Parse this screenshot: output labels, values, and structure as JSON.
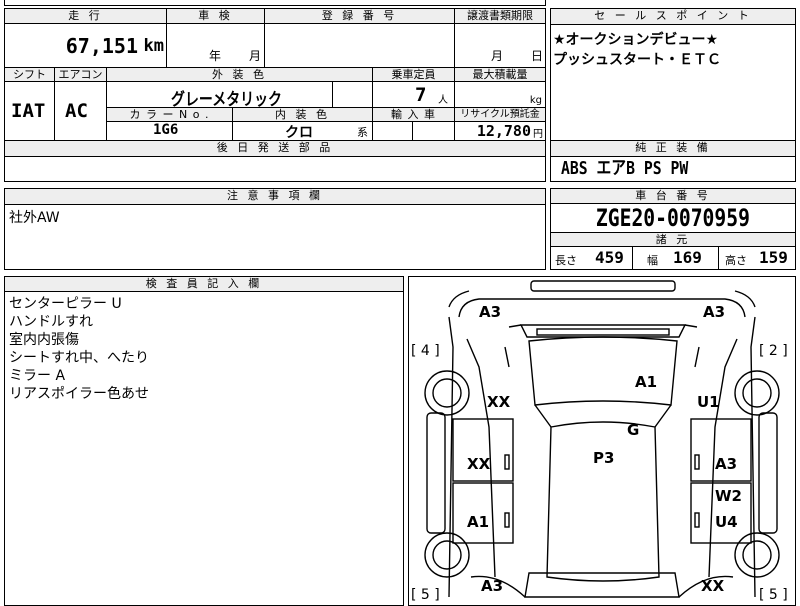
{
  "odometer": {
    "label": "走 行",
    "value": "67,151",
    "unit": "km"
  },
  "inspection": {
    "label": "車 検",
    "year_label": "年",
    "month_label": "月"
  },
  "registration": {
    "label": "登 録 番 号"
  },
  "transfer_deadline": {
    "label": "譲渡書類期限",
    "month_label": "月",
    "day_label": "日"
  },
  "shift": {
    "label": "シフト",
    "value": "IAT"
  },
  "aircon": {
    "label": "エアコン",
    "value": "AC"
  },
  "exterior_color": {
    "label": "外 装 色",
    "value": "グレーメタリック"
  },
  "color_no": {
    "label": "カ ラ ー N o .",
    "value": "1G6"
  },
  "interior_color": {
    "label": "内 装 色",
    "value": "クロ",
    "suffix": "系"
  },
  "capacity": {
    "label": "乗車定員",
    "value": "7",
    "unit": "人"
  },
  "max_load": {
    "label": "最大積載量",
    "unit": "kg"
  },
  "import": {
    "label": "輸 入 車"
  },
  "recycle": {
    "label": "リサイクル預託金",
    "value": "12,780",
    "unit": "円"
  },
  "later_parts": {
    "label": "後 日 発 送 部 品"
  },
  "sales_point": {
    "label": "セ ー ル ス ポ イ ン ト",
    "lines": [
      "★オークションデビュー★",
      "プッシュスタート・ＥＴＣ"
    ]
  },
  "equipment": {
    "label": "純 正 装 備",
    "value": "ABS エアB PS PW"
  },
  "notes": {
    "label": "注 意 事 項 欄",
    "text": "社外AW"
  },
  "chassis": {
    "label": "車 台 番 号",
    "value": "ZGE20-0070959"
  },
  "specs": {
    "label": "諸 元",
    "length_label": "長さ",
    "length": "459",
    "width_label": "幅",
    "width": "169",
    "height_label": "高さ",
    "height": "159"
  },
  "inspector": {
    "label": "検 査 員 記 入 欄",
    "lines": [
      "センターピラー U",
      "ハンドルすれ",
      "室内内張傷",
      "シートすれ中、へたり",
      "ミラー A",
      "リアスポイラー色あせ"
    ]
  },
  "diagram": {
    "top_left": "A3",
    "top_right": "A3",
    "door_front_left": "XX",
    "door_front_right": "U1",
    "roof_front": "A1",
    "roof_mid": "G",
    "roof_main": "P3",
    "door_mid_left": "XX",
    "door_mid_right": "A3",
    "door_rear_right_upper": "W2",
    "door_rear_left": "A1",
    "door_rear_right": "U4",
    "bottom_left": "A3",
    "bottom_right": "XX",
    "tire_labels": [
      "[ 4 ]",
      "[ 2 ]",
      "[ 5 ]",
      "[ 5 ]"
    ]
  }
}
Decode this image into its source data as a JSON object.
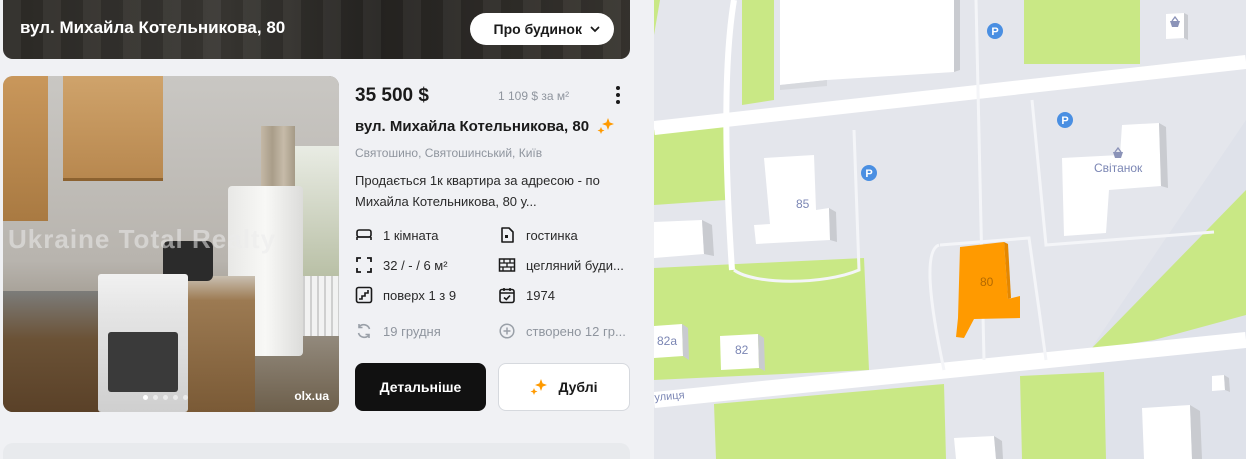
{
  "header": {
    "title": "вул. Михайла Котельникова, 80",
    "about_button": "Про будинок"
  },
  "listing": {
    "price": "35 500 $",
    "price_per_m2": "1 109 $ за м²",
    "address": "вул. Михайла Котельникова, 80",
    "district": "Святошино, Святошинський, Київ",
    "description": "Продається 1к квартира за адресою - по Михайла Котельникова, 80 у...",
    "photo": {
      "watermark": "Ukraine Total Realty",
      "source": "olx.ua",
      "slides": 5,
      "active_slide": 1
    },
    "features": {
      "rooms": "1 кімната",
      "type": "гостинка",
      "area": "32 / - / 6 м²",
      "material": "цегляний буди...",
      "floor": "поверх 1 з 9",
      "year": "1974",
      "updated": "19 грудня",
      "created": "створено 12 гр..."
    },
    "buttons": {
      "details": "Детальніше",
      "duplicates": "Дублі"
    }
  },
  "map": {
    "labels": {
      "building_85": "85",
      "building_80": "80",
      "building_82": "82",
      "building_82a": "82а",
      "svitanok": "Світанок",
      "street_fragment": "улиця"
    },
    "colors": {
      "highlight": "#ff9a00",
      "green": "#c9e885",
      "parking": "#4a8fe2"
    }
  },
  "theme": {
    "accent": "#ff9a00",
    "text": "#1a1a1a",
    "muted": "#8f959e"
  }
}
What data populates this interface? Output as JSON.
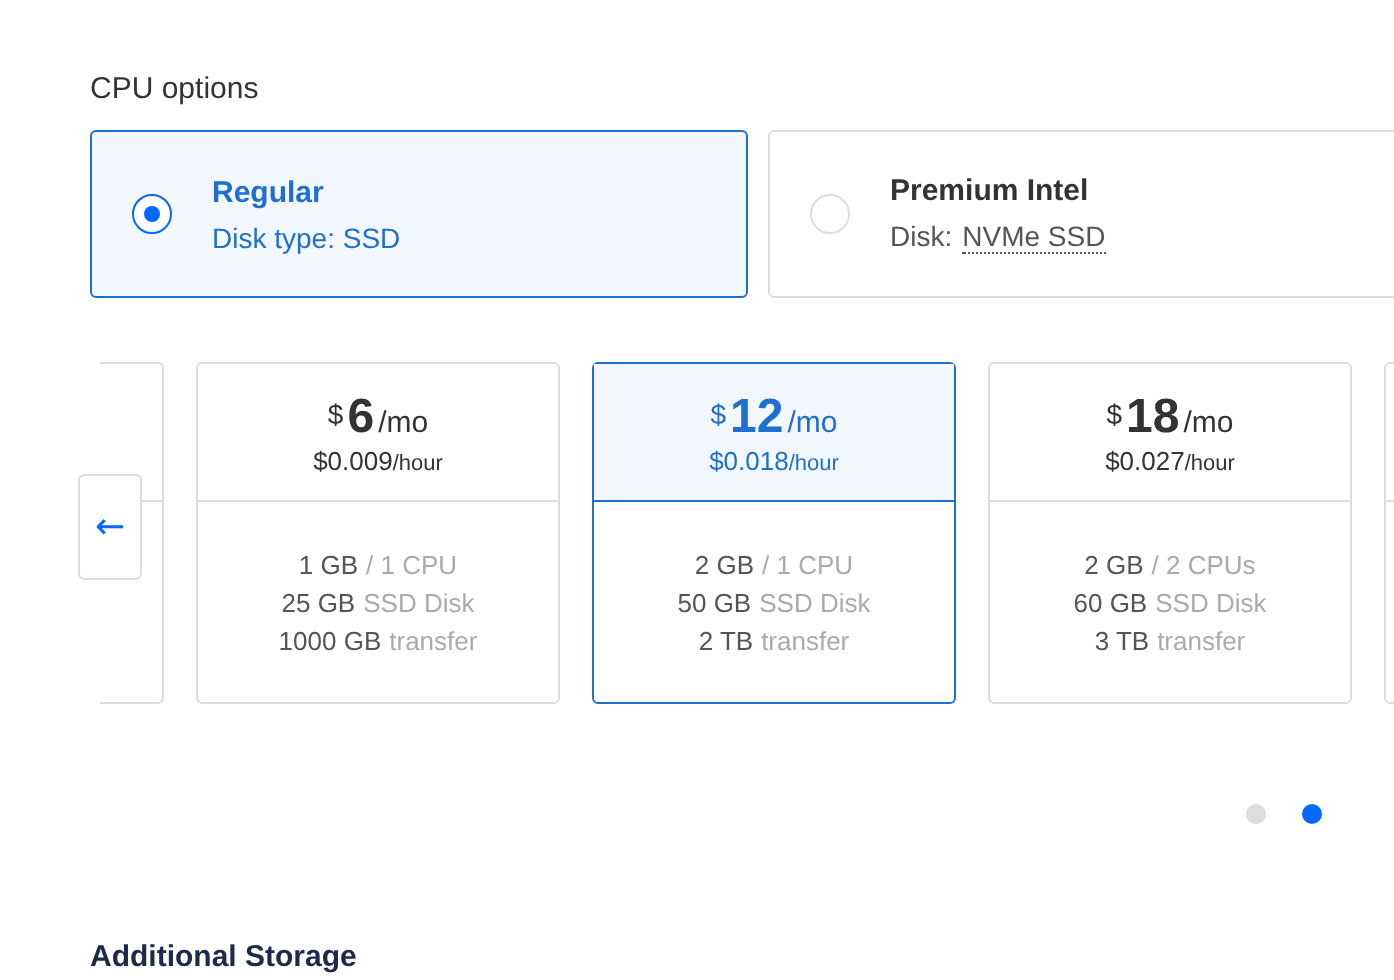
{
  "cpu_options": {
    "title": "CPU options",
    "options": [
      {
        "name": "Regular",
        "detail_label": "Disk type: SSD",
        "selected": true
      },
      {
        "name": "Premium Intel",
        "detail_label": "Disk:",
        "detail_value": "NVMe SSD",
        "selected": false
      }
    ]
  },
  "plans": {
    "back_button": "←",
    "cards": [
      {
        "currency": "$",
        "amount": "6",
        "period": "/mo",
        "hourly": "$0.009",
        "hourly_unit": "/hour",
        "selected": false,
        "specs": [
          {
            "value": "1 GB",
            "unit": "/ 1 CPU"
          },
          {
            "value": "25 GB",
            "unit": "SSD Disk"
          },
          {
            "value": "1000 GB",
            "unit": "transfer"
          }
        ]
      },
      {
        "currency": "$",
        "amount": "12",
        "period": "/mo",
        "hourly": "$0.018",
        "hourly_unit": "/hour",
        "selected": true,
        "specs": [
          {
            "value": "2 GB",
            "unit": "/ 1 CPU"
          },
          {
            "value": "50 GB",
            "unit": "SSD Disk"
          },
          {
            "value": "2 TB",
            "unit": "transfer"
          }
        ]
      },
      {
        "currency": "$",
        "amount": "18",
        "period": "/mo",
        "hourly": "$0.027",
        "hourly_unit": "/hour",
        "selected": false,
        "specs": [
          {
            "value": "2 GB",
            "unit": "/ 2 CPUs"
          },
          {
            "value": "60 GB",
            "unit": "SSD Disk"
          },
          {
            "value": "3 TB",
            "unit": "transfer"
          }
        ]
      }
    ],
    "pages": [
      {
        "selected": false
      },
      {
        "selected": true
      }
    ]
  },
  "additional_storage": {
    "title": "Additional Storage"
  }
}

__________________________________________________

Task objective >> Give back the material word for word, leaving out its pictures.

Response area >>
Parse this screenshot: output labels, values, and structure as JSON.
{
  "odometer": {
    "label": "走 行",
    "value": "67,151",
    "unit": "km"
  },
  "inspection": {
    "label": "車 検",
    "year_label": "年",
    "month_label": "月"
  },
  "registration": {
    "label": "登 録 番 号"
  },
  "transfer_deadline": {
    "label": "譲渡書類期限",
    "month_label": "月",
    "day_label": "日"
  },
  "shift": {
    "label": "シフト",
    "value": "IAT"
  },
  "aircon": {
    "label": "エアコン",
    "value": "AC"
  },
  "exterior_color": {
    "label": "外 装 色",
    "value": "グレーメタリック"
  },
  "color_no": {
    "label": "カ ラ ー N o .",
    "value": "1G6"
  },
  "interior_color": {
    "label": "内 装 色",
    "value": "クロ",
    "suffix": "系"
  },
  "capacity": {
    "label": "乗車定員",
    "value": "7",
    "unit": "人"
  },
  "max_load": {
    "label": "最大積載量",
    "unit": "kg"
  },
  "import": {
    "label": "輸 入 車"
  },
  "recycle": {
    "label": "リサイクル預託金",
    "value": "12,780",
    "unit": "円"
  },
  "later_parts": {
    "label": "後 日 発 送 部 品"
  },
  "sales_point": {
    "label": "セ ー ル ス ポ イ ン ト",
    "lines": [
      "★オークションデビュー★",
      "プッシュスタート・ＥＴＣ"
    ]
  },
  "equipment": {
    "label": "純 正 装 備",
    "value": "ABS エアB PS PW"
  },
  "notes": {
    "label": "注 意 事 項 欄",
    "text": "社外AW"
  },
  "chassis": {
    "label": "車 台 番 号",
    "value": "ZGE20-0070959"
  },
  "specs": {
    "label": "諸 元",
    "length_label": "長さ",
    "length": "459",
    "width_label": "幅",
    "width": "169",
    "height_label": "高さ",
    "height": "159"
  },
  "inspector": {
    "label": "検 査 員 記 入 欄",
    "lines": [
      "センターピラー U",
      "ハンドルすれ",
      "室内内張傷",
      "シートすれ中、へたり",
      "ミラー A",
      "リアスポイラー色あせ"
    ]
  },
  "diagram": {
    "top_left": "A3",
    "top_right": "A3",
    "door_front_left": "XX",
    "door_front_right": "U1",
    "roof_front": "A1",
    "roof_mid": "G",
    "roof_main": "P3",
    "door_mid_left": "XX",
    "door_mid_right": "A3",
    "door_rear_right_upper": "W2",
    "door_rear_left": "A1",
    "door_rear_right": "U4",
    "bottom_left": "A3",
    "bottom_right": "XX",
    "tire_labels": [
      "[ 4 ]",
      "[ 2 ]",
      "[ 5 ]",
      "[ 5 ]"
    ]
  }
}
Decode this image into its source data as a JSON object.
{
  "header": {
    "title": "вул. Михайла Котельникова, 80",
    "about_button": "Про будинок"
  },
  "listing": {
    "price": "35 500 $",
    "price_per_m2": "1 109 $ за м²",
    "address": "вул. Михайла Котельникова, 80",
    "district": "Святошино, Святошинський, Київ",
    "description": "Продається 1к квартира за адресою - по Михайла Котельникова, 80 у...",
    "photo": {
      "watermark": "Ukraine Total Realty",
      "source": "olx.ua",
      "slides": 5,
      "active_slide": 1
    },
    "features": {
      "rooms": "1 кімната",
      "type": "гостинка",
      "area": "32 / - / 6 м²",
      "material": "цегляний буди...",
      "floor": "поверх 1 з 9",
      "year": "1974",
      "updated": "19 грудня",
      "created": "створено 12 гр..."
    },
    "buttons": {
      "details": "Детальніше",
      "duplicates": "Дублі"
    }
  },
  "map": {
    "labels": {
      "building_85": "85",
      "building_80": "80",
      "building_82": "82",
      "building_82a": "82а",
      "svitanok": "Світанок",
      "street_fragment": "улиця"
    },
    "colors": {
      "highlight": "#ff9a00",
      "green": "#c9e885",
      "parking": "#4a8fe2"
    }
  },
  "theme": {
    "accent": "#ff9a00",
    "text": "#1a1a1a",
    "muted": "#8f959e"
  }
}
What data populates this interface? Output as JSON.
{
  "cpu_options": {
    "title": "CPU options",
    "options": [
      {
        "name": "Regular",
        "detail_label": "Disk type: SSD",
        "selected": true
      },
      {
        "name": "Premium Intel",
        "detail_label": "Disk:",
        "detail_value": "NVMe SSD",
        "selected": false
      }
    ]
  },
  "plans": {
    "back_button": "←",
    "cards": [
      {
        "currency": "$",
        "amount": "6",
        "period": "/mo",
        "hourly": "$0.009",
        "hourly_unit": "/hour",
        "selected": false,
        "specs": [
          {
            "value": "1 GB",
            "unit": "/ 1 CPU"
          },
          {
            "value": "25 GB",
            "unit": "SSD Disk"
          },
          {
            "value": "1000 GB",
            "unit": "transfer"
          }
        ]
      },
      {
        "currency": "$",
        "amount": "12",
        "period": "/mo",
        "hourly": "$0.018",
        "hourly_unit": "/hour",
        "selected": true,
        "specs": [
          {
            "value": "2 GB",
            "unit": "/ 1 CPU"
          },
          {
            "value": "50 GB",
            "unit": "SSD Disk"
          },
          {
            "value": "2 TB",
            "unit": "transfer"
          }
        ]
      },
      {
        "currency": "$",
        "amount": "18",
        "period": "/mo",
        "hourly": "$0.027",
        "hourly_unit": "/hour",
        "selected": false,
        "specs": [
          {
            "value": "2 GB",
            "unit": "/ 2 CPUs"
          },
          {
            "value": "60 GB",
            "unit": "SSD Disk"
          },
          {
            "value": "3 TB",
            "unit": "transfer"
          }
        ]
      }
    ],
    "pages": [
      {
        "selected": false
      },
      {
        "selected": true
      }
    ]
  },
  "additional_storage": {
    "title": "Additional Storage"
  }
}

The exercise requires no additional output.